**TASK PROMPT**
Scan the material for the word "сайтов", then return every line where it appears.

**INFORMATION SHOWN**
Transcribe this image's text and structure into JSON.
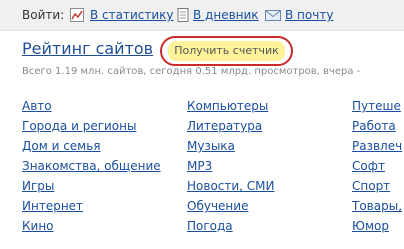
{
  "topbar": {
    "login_label": "Войти:",
    "links": [
      {
        "label": "В статистику",
        "icon": "chart-icon"
      },
      {
        "label": "В дневник",
        "icon": "diary-icon"
      },
      {
        "label": "В почту",
        "icon": "mail-icon"
      }
    ]
  },
  "header": {
    "title": "Рейтинг сайтов",
    "counter_button": "Получить счетчик",
    "stats": "Всего 1.19 млн. сайтов, сегодня 0.51 млрд. просмотров, вчера -"
  },
  "categories": {
    "col1": [
      "Авто",
      "Города и регионы",
      "Дом и семья",
      "Знакомства, общение",
      "Игры",
      "Интернет",
      "Кино"
    ],
    "col2": [
      "Компьютеры",
      "Литература",
      "Музыка",
      "MP3",
      "Новости, СМИ",
      "Обучение",
      "Погода"
    ],
    "col3": [
      "Путеше",
      "Работа",
      "Развлеч",
      "Софт",
      "Спорт",
      "Товары,",
      "Юмор"
    ]
  },
  "colors": {
    "link": "#1a4fa0",
    "title": "#1f4f95",
    "highlight_border": "#c92b2b",
    "button_fill": "#fff39a"
  }
}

**EXERCISE RESPONSE**
    "title": "Рейтинг сайтов",
    "stats": "Всего 1.19 млн. сайтов, сегодня 0.51 млрд. просмотров, вчера -"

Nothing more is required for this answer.